The German company faces what some pundits argue is the commoditisation of software, in which companies like salesforce.com offer cheaper software through monthly subscriptions. The other threat comes from companies like Google that are expected to take advantage of the fact that the next phase of software technology for companies is being generated via the web.
But SAP has got itself into a good shape for the battle ahead. CEO Henning Kagerman has developed some interesting policies to reach his goal of increasing the company's market from $30bn to $70bn by 2010.
He has built in some special compensation schemes to encourage employee performance: any employee from top to bottom is entitled to a special one-off perk such as the doubling of his or her annual salary if they have made a significant contribution to reach targets.

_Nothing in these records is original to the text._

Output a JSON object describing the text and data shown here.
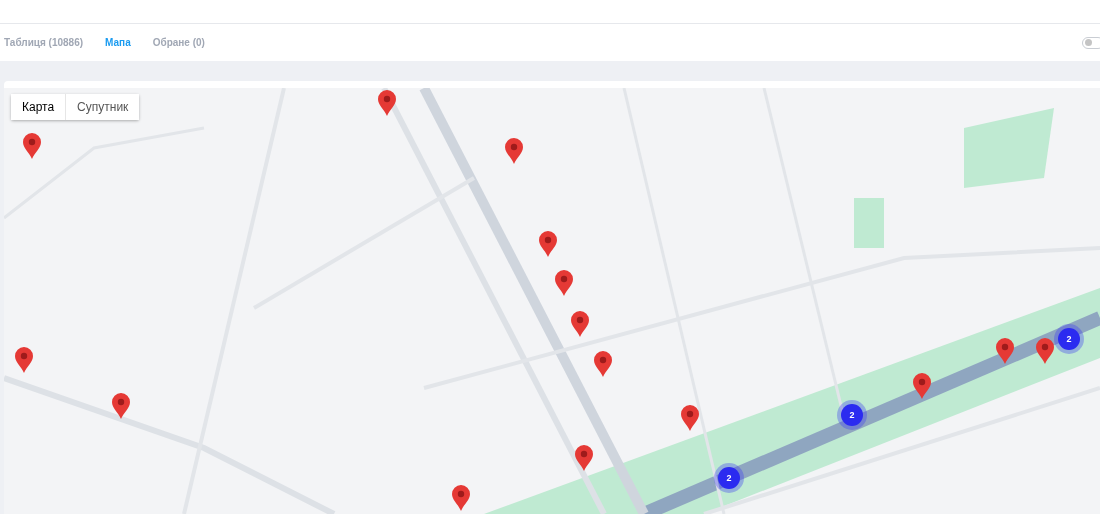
{
  "tabs": [
    {
      "label": "Таблиця (10886)",
      "selected": false
    },
    {
      "label": "Мапа",
      "selected": true
    },
    {
      "label": "Обране (0)",
      "selected": false
    }
  ],
  "toggle": {
    "on": false
  },
  "map": {
    "map_types": [
      {
        "label": "Карта",
        "selected": true
      },
      {
        "label": "Супутник",
        "selected": false
      }
    ],
    "clusters": [
      {
        "count": "2"
      },
      {
        "count": "2"
      },
      {
        "count": "2"
      }
    ]
  }
}
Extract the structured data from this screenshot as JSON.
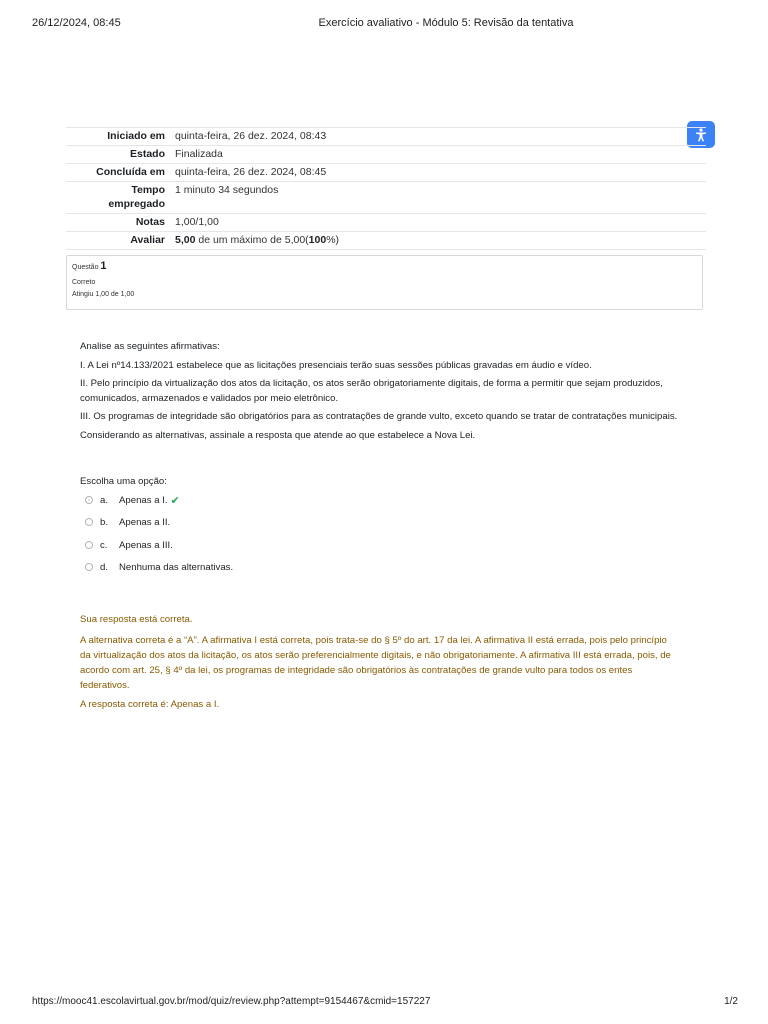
{
  "print_header": {
    "datetime": "26/12/2024, 08:45",
    "title": "Exercício avaliativo - Módulo 5: Revisão da tentativa"
  },
  "accessibility_button": {
    "icon": "accessibility-icon",
    "color": "#3b82f6"
  },
  "summary": {
    "started_label": "Iniciado em",
    "started_value": "quinta-feira, 26 dez. 2024, 08:43",
    "state_label": "Estado",
    "state_value": "Finalizada",
    "completed_label": "Concluída em",
    "completed_value": "quinta-feira, 26 dez. 2024, 08:45",
    "time_label_1": "Tempo",
    "time_label_2": "empregado",
    "time_value": "1 minuto 34 segundos",
    "marks_label": "Notas",
    "marks_value": "1,00/1,00",
    "grade_label": "Avaliar",
    "grade_score": "5,00",
    "grade_mid": " de um máximo de 5,00(",
    "grade_percent": "100",
    "grade_end": "%)"
  },
  "question_info": {
    "question_label": "Questão ",
    "question_number": "1",
    "status": "Correto",
    "mark": "Atingiu 1,00 de 1,00"
  },
  "question": {
    "intro": "Analise as seguintes afirmativas:",
    "item1": "I. A Lei nº14.133/2021 estabelece que as licitações presenciais terão suas sessões públicas gravadas em áudio e vídeo.",
    "item2": "II. Pelo princípio da virtualização dos atos da licitação, os atos serão obrigatoriamente digitais, de forma a permitir que sejam produzidos, comunicados, armazenados e validados por meio eletrônico.",
    "item3": "III. Os programas de integridade são obrigatórios para as contratações de grande vulto, exceto quando se tratar de contratações municipais.",
    "closing": "Considerando as alternativas, assinale a resposta que atende ao que estabelece a Nova Lei."
  },
  "answer": {
    "prompt": "Escolha uma opção:",
    "options": [
      {
        "letter": "a.",
        "text": "Apenas a I.",
        "selected": true,
        "correct": true
      },
      {
        "letter": "b.",
        "text": "Apenas a II.",
        "selected": false
      },
      {
        "letter": "c.",
        "text": "Apenas a III.",
        "selected": false
      },
      {
        "letter": "d.",
        "text": "Nenhuma das alternativas.",
        "selected": false
      }
    ]
  },
  "feedback": {
    "status": "Sua resposta está correta.",
    "general": "A alternativa correta é a “A”.  A afirmativa I está correta, pois trata-se do § 5º do art. 17 da lei. A afirmativa II está errada, pois pelo princípio da virtualização dos atos da licitação, os atos serão preferencialmente digitais, e não obrigatoriamente. A afirmativa III está errada, pois, de acordo com art. 25, § 4º da lei, os programas de integridade são obrigatórios às contratações de grande vulto para todos os entes federativos.",
    "right_answer": "A resposta correta é: Apenas a I.",
    "color": "#8a5a00"
  },
  "print_footer": {
    "url": "https://mooc41.escolavirtual.gov.br/mod/quiz/review.php?attempt=9154467&cmid=157227",
    "page": "1/2"
  }
}
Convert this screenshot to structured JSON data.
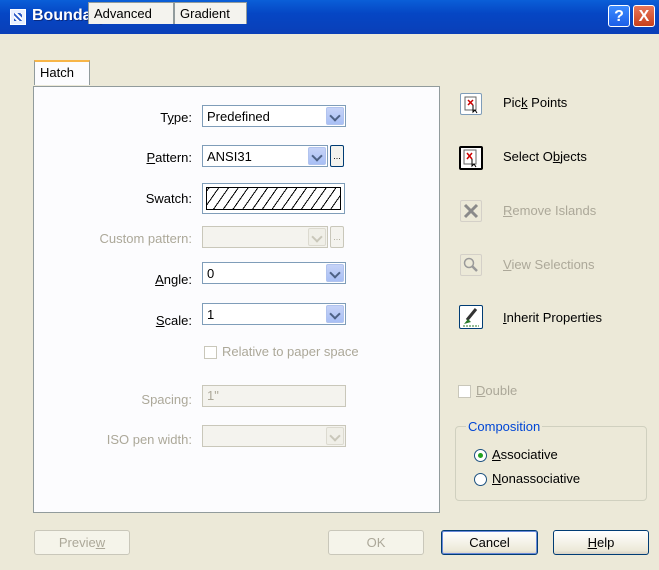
{
  "window": {
    "title": "Boundary Hatch and Fill",
    "help_glyph": "?",
    "close_glyph": "X"
  },
  "tabs": [
    "Hatch",
    "Advanced",
    "Gradient"
  ],
  "hatch": {
    "type_label": "Type:",
    "type_value": "Predefined",
    "pattern_label": "Pattern:",
    "pattern_value": "ANSI31",
    "pattern_browse": "...",
    "swatch_label": "Swatch:",
    "custom_pattern_label": "Custom pattern:",
    "custom_pattern_browse": "...",
    "angle_label": "Angle:",
    "angle_value": "0",
    "scale_label": "Scale:",
    "scale_value": "1",
    "relative_label": "Relative to paper space",
    "spacing_label": "Spacing:",
    "spacing_value": "1\"",
    "iso_pen_label": "ISO pen width:"
  },
  "side": {
    "pick_points": "Pick Points",
    "select_objects": "Select Objects",
    "remove_islands": "Remove Islands",
    "view_selections": "View Selections",
    "inherit_properties": "Inherit Properties",
    "double": "Double"
  },
  "composition": {
    "legend": "Composition",
    "associative": "Associative",
    "nonassociative": "Nonassociative"
  },
  "buttons": {
    "preview": "Preview",
    "ok": "OK",
    "cancel": "Cancel",
    "help": "Help"
  }
}
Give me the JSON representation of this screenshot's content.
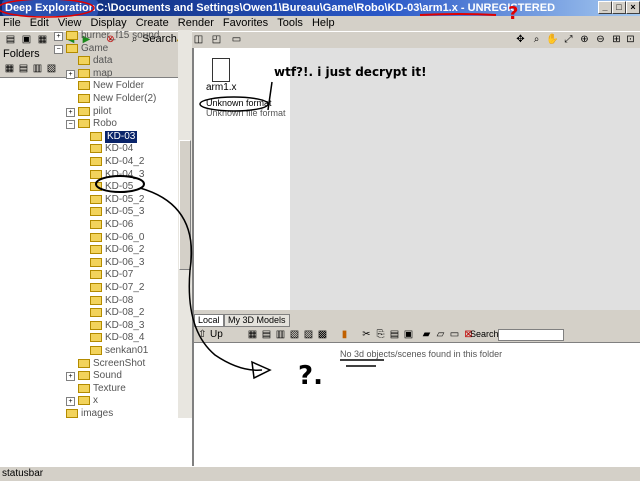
{
  "window": {
    "app_name": "Deep Exploration",
    "title_separator": " - ",
    "path": "C:\\Documents and Settings\\Owen1\\Bureau\\Game\\Robo\\KD-03\\arm1.x",
    "unregistered": " - UNREGISTERED",
    "buttons": {
      "minimize": "_",
      "maximize": "□",
      "close": "×"
    }
  },
  "menu": [
    "File",
    "Edit",
    "View",
    "Display",
    "Create",
    "Render",
    "Favorites",
    "Tools",
    "Help"
  ],
  "toolbar": {
    "search_label": "Search"
  },
  "folders_panel": {
    "title": "Folders",
    "close": "x",
    "tree": [
      {
        "label": "burner_f15 sound",
        "indent": 0,
        "expander": "+"
      },
      {
        "label": "Game",
        "indent": 0,
        "expander": "−"
      },
      {
        "label": "data",
        "indent": 1,
        "expander": ""
      },
      {
        "label": "map",
        "indent": 1,
        "expander": "+"
      },
      {
        "label": "New Folder",
        "indent": 1,
        "expander": ""
      },
      {
        "label": "New Folder(2)",
        "indent": 1,
        "expander": ""
      },
      {
        "label": "pilot",
        "indent": 1,
        "expander": "+"
      },
      {
        "label": "Robo",
        "indent": 1,
        "expander": "−"
      },
      {
        "label": "KD-03",
        "indent": 2,
        "expander": "",
        "selected": true
      },
      {
        "label": "KD-04",
        "indent": 2,
        "expander": ""
      },
      {
        "label": "KD-04_2",
        "indent": 2,
        "expander": ""
      },
      {
        "label": "KD-04_3",
        "indent": 2,
        "expander": ""
      },
      {
        "label": "KD-05",
        "indent": 2,
        "expander": ""
      },
      {
        "label": "KD-05_2",
        "indent": 2,
        "expander": ""
      },
      {
        "label": "KD-05_3",
        "indent": 2,
        "expander": ""
      },
      {
        "label": "KD-06",
        "indent": 2,
        "expander": ""
      },
      {
        "label": "KD-06_0",
        "indent": 2,
        "expander": ""
      },
      {
        "label": "KD-06_2",
        "indent": 2,
        "expander": ""
      },
      {
        "label": "KD-06_3",
        "indent": 2,
        "expander": ""
      },
      {
        "label": "KD-07",
        "indent": 2,
        "expander": ""
      },
      {
        "label": "KD-07_2",
        "indent": 2,
        "expander": ""
      },
      {
        "label": "KD-08",
        "indent": 2,
        "expander": ""
      },
      {
        "label": "KD-08_2",
        "indent": 2,
        "expander": ""
      },
      {
        "label": "KD-08_3",
        "indent": 2,
        "expander": ""
      },
      {
        "label": "KD-08_4",
        "indent": 2,
        "expander": ""
      },
      {
        "label": "senkan01",
        "indent": 2,
        "expander": ""
      },
      {
        "label": "ScreenShot",
        "indent": 1,
        "expander": ""
      },
      {
        "label": "Sound",
        "indent": 1,
        "expander": "+"
      },
      {
        "label": "Texture",
        "indent": 1,
        "expander": ""
      },
      {
        "label": "x",
        "indent": 1,
        "expander": "+"
      },
      {
        "label": "images",
        "indent": 0,
        "expander": ""
      }
    ]
  },
  "file_view": {
    "file_name": "arm1.x",
    "format_badge": "Unknown format",
    "format_sub": "Unknown file format"
  },
  "bottom_panel": {
    "tabs": [
      "Local",
      "My 3D Models"
    ],
    "up_label": "Up",
    "search_label": "Search:",
    "empty_message": "No 3d objects/scenes found in this folder"
  },
  "statusbar": {
    "text": "statusbar"
  },
  "annotations": {
    "wtf": "wtf?!. i just decrypt it!",
    "question_mark": "?",
    "question_bottom": "?."
  },
  "colors": {
    "annotation_red": "#e00000",
    "annotation_black": "#000000",
    "folder": "#f2d35c"
  }
}
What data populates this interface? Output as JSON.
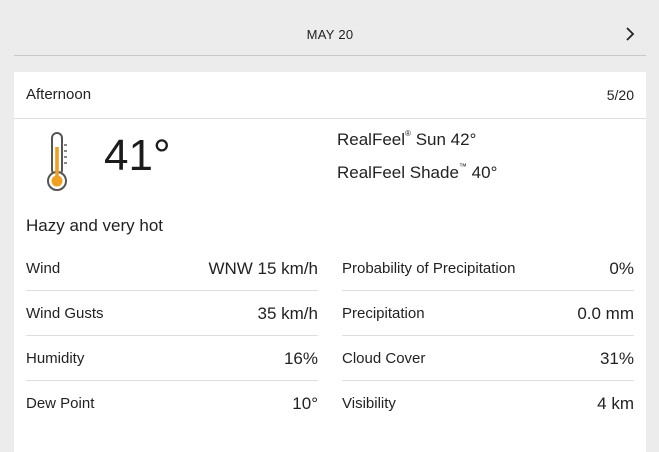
{
  "nav": {
    "date": "MAY 20",
    "next_icon": "chevron-right-icon"
  },
  "card": {
    "period": "Afternoon",
    "date": "5/20",
    "temperature": "41°",
    "realfeel_label": "RealFeel",
    "realfeel_sun": "Sun 42°",
    "realfeel_shade_label": "RealFeel Shade",
    "realfeel_shade": "40°",
    "trademark": "®",
    "tm": "™",
    "phrase": "Hazy and very hot",
    "icon": "thermometer-icon",
    "icon_color": "#f0a020"
  },
  "details_left": [
    {
      "label": "Wind",
      "value": "WNW 15 km/h"
    },
    {
      "label": "Wind Gusts",
      "value": "35 km/h"
    },
    {
      "label": "Humidity",
      "value": "16%"
    },
    {
      "label": "Dew Point",
      "value": "10°"
    }
  ],
  "details_right": [
    {
      "label": "Probability of Precipitation",
      "value": "0%"
    },
    {
      "label": "Precipitation",
      "value": "0.0 mm"
    },
    {
      "label": "Cloud Cover",
      "value": "31%"
    },
    {
      "label": "Visibility",
      "value": "4 km"
    }
  ]
}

The company has increased its global reach by, for instance, expanding into the US and by setting up offices wherever its clients go, such as India, China and Bulgaria. SAP also has entered into an important partnership with Microsoft in a venture called Duet; this will enable it to give Microsoft Office users powerful back-office applications.
With the upcoming competition with the likes of Google and Microsoft, one thing to look at is whether SAP can go beyond its first original idea (bringing the power of the mainframe to the desktop), a tough call for any great company.
Source: Computer Genius,
Newsweek, 31 July 2006
Review by Morice Mendoza